A new report on Coral Reef Restoration launched today kickstarts the launch of the United Nations Decade of Ecosystem Restoration and of the United Nations Decade of Ocean Science for Sustainable Development.
The report was launched via a webinar which was co-sponsored by the Reef Resilience Network, the International Coral Reef Initiative, the United Nations Environment Programme, and the National Environmental Science Programme.
Coral reefs are some of the most ecologically and economically valuable ecosystems on our planet. Covering less than 0.1 per cent of the world’s ocean, they support over 25 per cent of marine biodiversity and serve up to a billion people with a wide range of ecosystem services such as coastal protection, fisheries production, sources of medicine, recreational benefits, and tourism revenues.
However, they are also on the frontline of the climate crisis due to their sensitivity to warming seas. As much as 50 per cent of our coral reefs have already been lost. According to recent reports by the Intergovernmental Panel on Climate Change (IPCC), up to 90 per cent of reef-building corals could be lost by 2050, even if warming is limited to an increase of 1.5°C.
We can’t afford to lose this valuable ecosystem. As we strive to accelerate climate action to halt global warming, there is great urgency to protect our remaining reefs.
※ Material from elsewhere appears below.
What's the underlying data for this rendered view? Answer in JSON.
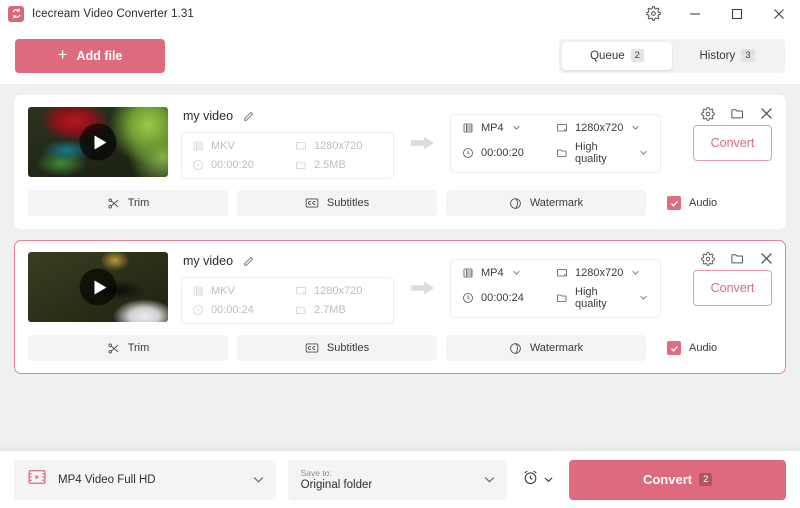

How to do this is the subject of a new report by the United Nations Environment Programme (UNEP) and the International Coral Reef Initiative (ICRI), which concludes that well-planned, well-funded and long-term coral reef restoration can be a useful tool to support coral reef resilience.
The report entitled, Coral reef restoration as a strategy to improve ecosystem services, aims to assist practitioners, managers, and decision-makers to consider whether and how to use coral reef restoration as a strategy to protect coral reefs locally, regionally and globally.
The report suggests coral reef restoration strategies follow four critical principles: 1) planning and assessing around specific goals and objectives, 2) identifying adaptive strategies to mitigate risks, 3) engaging local stakeholders and communities in all stages of the restoration efforts, and 4) developing long-term monitoring plans to allow for adaptive management and to improve the understanding of restoration effectiveness for specific goals.
Photo by: K. Custodio Gudczinski